The Morin Khuur, also known by the name “Horse-head Fiddle”, is the most important musical instrument of Mongolia and considered a symbol of the nation. Its sound is described as expansive like the wind in the grasslands. It also imitates the neighing of the horses that are typical of this country. Therefore the scroll is always carved in the form of a horse’s head. The wooden sound box has the form of a trapezoid and is decorated with intricate patterns. The long narrow neck has only two strings, similar to the Erhu.

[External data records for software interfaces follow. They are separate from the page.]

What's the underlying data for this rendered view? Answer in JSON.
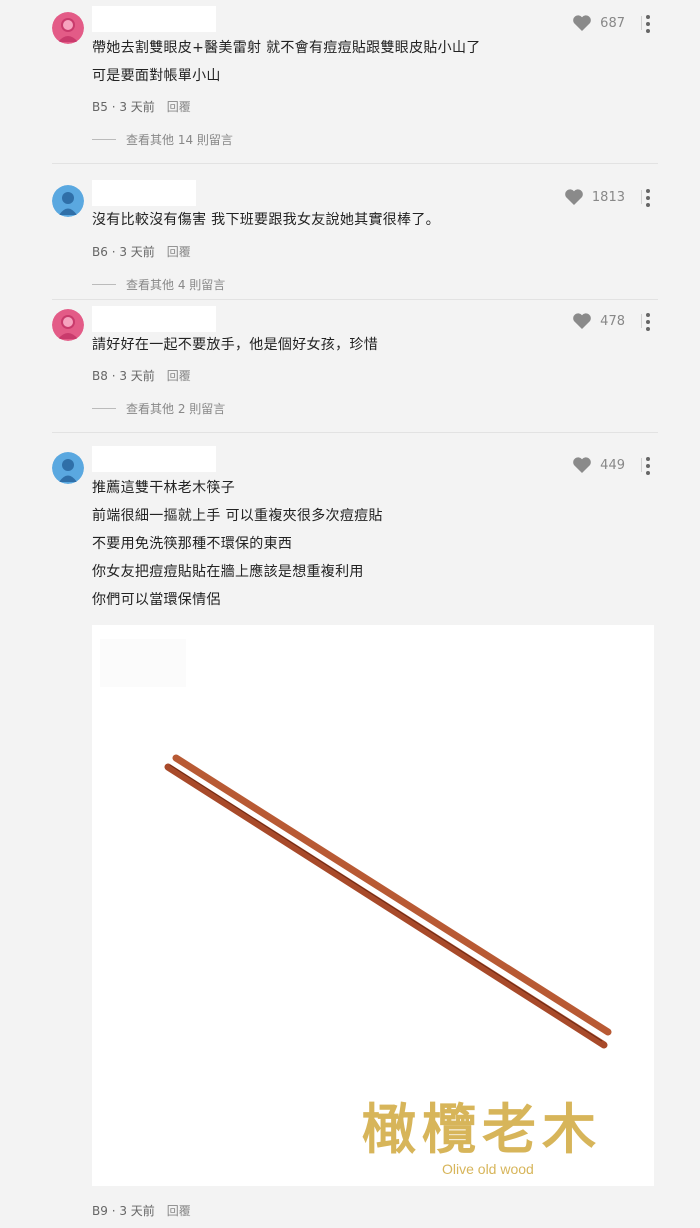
{
  "colors": {
    "background": "#f3f3f3",
    "avatar_female": "#e35b87",
    "avatar_male": "#5aa8e0",
    "heart": "#8a8a8a",
    "brand_gold": "#d7b55a",
    "chopstick": "#a84a2a"
  },
  "comments": [
    {
      "avatar": "female-avatar-icon",
      "likes": "687",
      "lines": [
        "帶她去割雙眼皮+醫美雷射 就不會有痘痘貼跟雙眼皮貼小山了",
        "可是要面對帳單小山"
      ],
      "floor": "B5",
      "time": "3 天前",
      "reply": "回覆",
      "more": "查看其他 14 則留言"
    },
    {
      "avatar": "male-avatar-icon",
      "likes": "1813",
      "lines": [
        "沒有比較沒有傷害 我下班要跟我女友說她其實很棒了。"
      ],
      "floor": "B6",
      "time": "3 天前",
      "reply": "回覆",
      "more": "查看其他 4 則留言"
    },
    {
      "avatar": "female-avatar-icon",
      "likes": "478",
      "lines": [
        "請好好在一起不要放手，他是個好女孩，珍惜"
      ],
      "floor": "B8",
      "time": "3 天前",
      "reply": "回覆",
      "more": "查看其他 2 則留言"
    },
    {
      "avatar": "male-avatar-icon",
      "likes": "449",
      "lines": [
        "推薦這雙干林老木筷子",
        "前端很細一摳就上手 可以重複夾很多次痘痘貼",
        "不要用免洗筷那種不環保的東西",
        "你女友把痘痘貼貼在牆上應該是想重複利用",
        "你們可以當環保情侶"
      ],
      "floor": "B9",
      "time": "3 天前",
      "reply": "回覆",
      "image": {
        "brand_zh": "橄欖老木",
        "brand_en": "Olive old wood"
      }
    }
  ]
}
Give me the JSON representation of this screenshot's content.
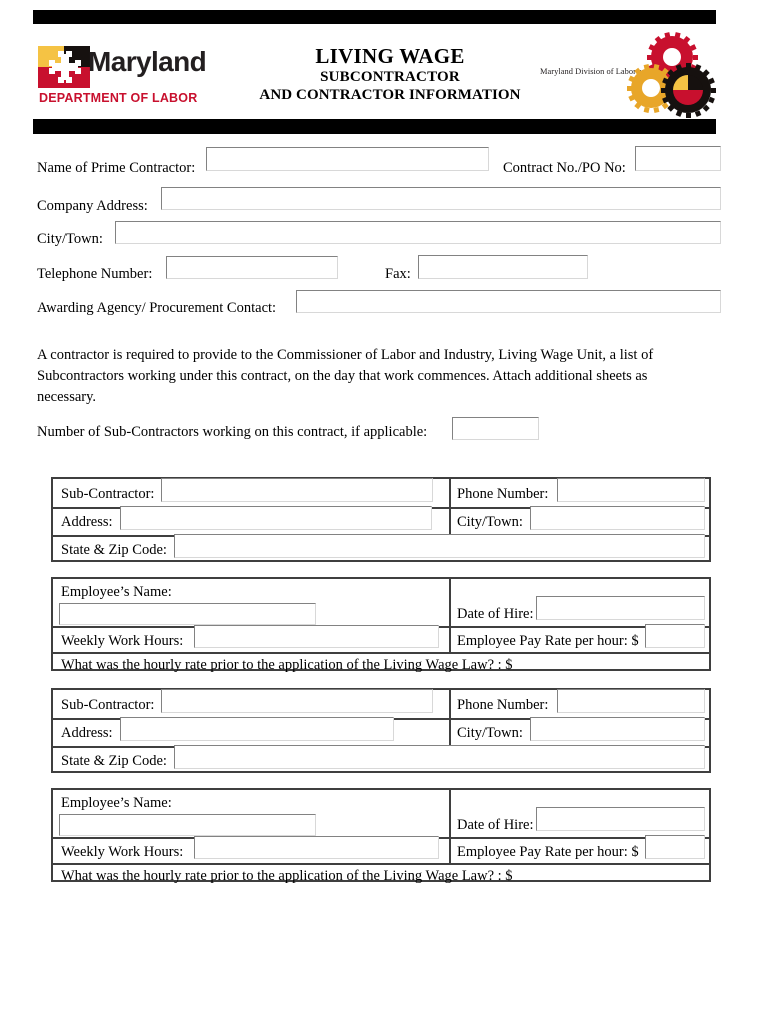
{
  "header": {
    "logo": {
      "wordmark": "Maryland",
      "department": "DEPARTMENT OF LABOR"
    },
    "title_main": "LIVING WAGE",
    "title_sub1": "SUBCONTRACTOR",
    "title_sub2": "AND CONTRACTOR INFORMATION",
    "division_text": "Maryland Division of Labor and Industry"
  },
  "contractor": {
    "name_label": "Name of Prime Contractor:",
    "name_value": "",
    "contract_no_label": "Contract No./PO No:",
    "contract_no_value": "",
    "address_label": "Company Address:",
    "address_value": "",
    "city_label": "City/Town:",
    "city_value": "",
    "telephone_label": "Telephone Number:",
    "telephone_value": "",
    "fax_label": "Fax:",
    "fax_value": "",
    "agency_label": "Awarding Agency/ Procurement Contact:",
    "agency_value": ""
  },
  "notice": {
    "paragraph": "A contractor is required to provide to the Commissioner of Labor and Industry, Living Wage Unit, a list of Subcontractors working under this contract, on the day that work commences. Attach additional sheets as necessary.",
    "count_label": "Number of Sub-Contractors working on this contract, if applicable:",
    "count_value": ""
  },
  "subcontractor_blocks": [
    {
      "sub_label": "Sub-Contractor:",
      "sub_value": "",
      "phone_label": "Phone Number:",
      "phone_value": "",
      "address_label": "Address:",
      "address_value": "",
      "city_label": "City/Town:",
      "city_value": "",
      "state_zip_label": "State & Zip Code:",
      "state_zip_value": ""
    },
    {
      "sub_label": "Sub-Contractor:",
      "sub_value": "",
      "phone_label": "Phone Number:",
      "phone_value": "",
      "address_label": "Address:",
      "address_value": "",
      "city_label": "City/Town:",
      "city_value": "",
      "state_zip_label": "State & Zip Code:",
      "state_zip_value": ""
    }
  ],
  "employee_blocks": [
    {
      "name_label": "Employee’s Name:",
      "name_value": "",
      "hire_label": "Date of Hire:",
      "hire_value": "",
      "hours_label": "Weekly Work Hours:",
      "hours_value": "",
      "payrate_label": "Employee Pay Rate per hour: $",
      "payrate_value": "",
      "prior_rate_label": "What was the hourly rate prior to the application of the Living Wage Law? : $",
      "prior_rate_value": ""
    },
    {
      "name_label": "Employee’s Name:",
      "name_value": "",
      "hire_label": "Date of Hire:",
      "hire_value": "",
      "hours_label": "Weekly Work Hours:",
      "hours_value": "",
      "payrate_label": "Employee Pay Rate per hour: $",
      "payrate_value": "",
      "prior_rate_label": "What was the hourly rate prior to the application of the Living Wage Law? : $",
      "prior_rate_value": ""
    }
  ],
  "colors": {
    "maryland_red": "#c8102e",
    "maryland_gold": "#f5c344",
    "rule_black": "#000000"
  }
}
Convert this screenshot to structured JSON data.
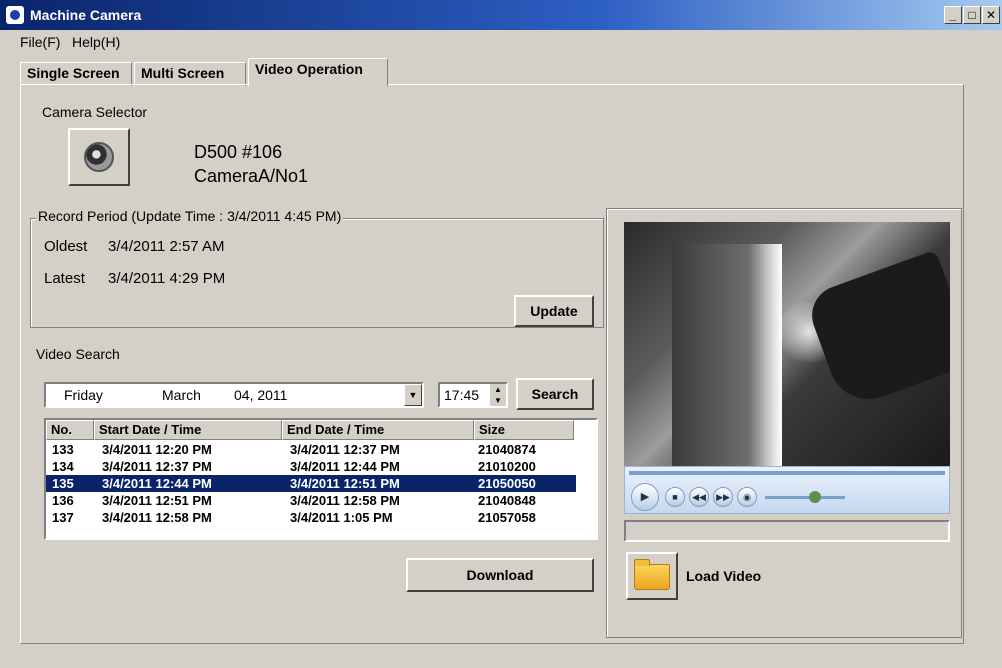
{
  "window": {
    "title": "Machine Camera",
    "min_glyph": "_",
    "max_glyph": "□",
    "close_glyph": "✕"
  },
  "menu": [
    {
      "label": "File(F)"
    },
    {
      "label": "Help(H)"
    }
  ],
  "tabs": [
    {
      "label": "Single Screen"
    },
    {
      "label": "Multi Screen"
    },
    {
      "label": "Video Operation"
    }
  ],
  "camera_selector": {
    "label": "Camera Selector",
    "camera_name": "D500 #106",
    "camera_sub": "CameraA/No1"
  },
  "record_period": {
    "label": "Record Period (Update Time : 3/4/2011 4:45 PM)",
    "oldest_label": "Oldest",
    "oldest_value": "3/4/2011 2:57 AM",
    "latest_label": "Latest",
    "latest_value": "3/4/2011 4:29 PM",
    "update_button": "Update"
  },
  "video_search": {
    "label": "Video Search",
    "date_day": "Friday",
    "date_month": "March",
    "date_rest": "04, 2011",
    "time": "17:45",
    "search_button": "Search",
    "columns": [
      "No.",
      "Start Date / Time",
      "End Date / Time",
      "Size"
    ],
    "rows": [
      {
        "no": "133",
        "start": "3/4/2011 12:20 PM",
        "end": "3/4/2011 12:37 PM",
        "size": "21040874",
        "selected": false
      },
      {
        "no": "134",
        "start": "3/4/2011 12:37 PM",
        "end": "3/4/2011 12:44 PM",
        "size": "21010200",
        "selected": false
      },
      {
        "no": "135",
        "start": "3/4/2011 12:44 PM",
        "end": "3/4/2011 12:51 PM",
        "size": "21050050",
        "selected": true
      },
      {
        "no": "136",
        "start": "3/4/2011 12:51 PM",
        "end": "3/4/2011 12:58 PM",
        "size": "21040848",
        "selected": false
      },
      {
        "no": "137",
        "start": "3/4/2011 12:58 PM",
        "end": "3/4/2011 1:05 PM",
        "size": "21057058",
        "selected": false
      }
    ],
    "download_button": "Download"
  },
  "player": {
    "load_video_label": "Load Video",
    "play_glyph": "▶",
    "stop_glyph": "■",
    "prev_glyph": "◀◀",
    "next_glyph": "▶▶",
    "mute_glyph": "◉"
  }
}
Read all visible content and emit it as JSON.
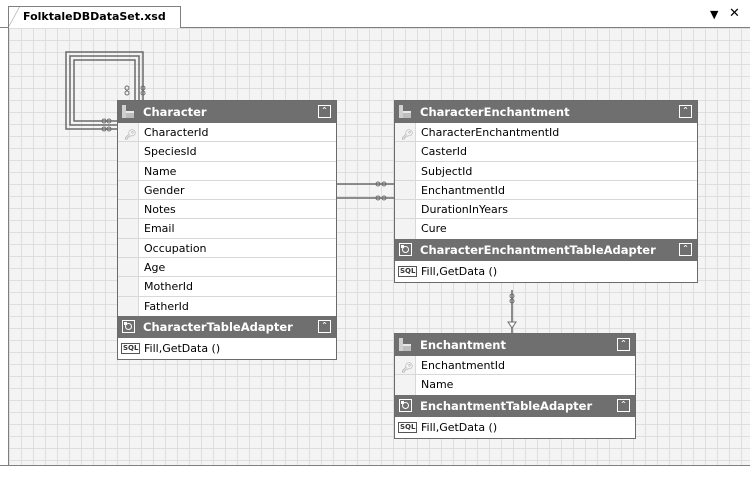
{
  "tab": {
    "title": "FolktaleDBDataSet.xsd",
    "dropdown_icon": "chevron-down-icon",
    "close_icon": "close-icon"
  },
  "tables": {
    "character": {
      "name": "Character",
      "columns": [
        "CharacterId",
        "SpeciesId",
        "Name",
        "Gender",
        "Notes",
        "Email",
        "Occupation",
        "Age",
        "MotherId",
        "FatherId"
      ],
      "adapter": "CharacterTableAdapter",
      "method": "Fill,GetData ()"
    },
    "character_enchantment": {
      "name": "CharacterEnchantment",
      "columns": [
        "CharacterEnchantmentId",
        "CasterId",
        "SubjectId",
        "EnchantmentId",
        "DurationInYears",
        "Cure"
      ],
      "adapter": "CharacterEnchantmentTableAdapter",
      "method": "Fill,GetData ()"
    },
    "enchantment": {
      "name": "Enchantment",
      "columns": [
        "EnchantmentId",
        "Name"
      ],
      "adapter": "EnchantmentTableAdapter",
      "method": "Fill,GetData ()"
    }
  },
  "sql_label": "SQL",
  "collapse_glyph": "⌃"
}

It is an interesting fact that one string is “male” with 130 hairs from a stallions´s tail and the other one is “female” with 105 hairs from a mare´s tail. Traditionally the strings are tuned a fifth apart but nowadays a fourth is quite common. The musician places the Morin Khuur upright on his lap or between the legs. The bow is strung loosely with horse’s hair, the fingers of the right hand tighten it while playing. In that way he can create subtle sound nuances. The fingers of the other hand play the main string without using frets. The modern type of Horse-head Fiddle is made with synthetic hair and is also used by Mongolian musicians.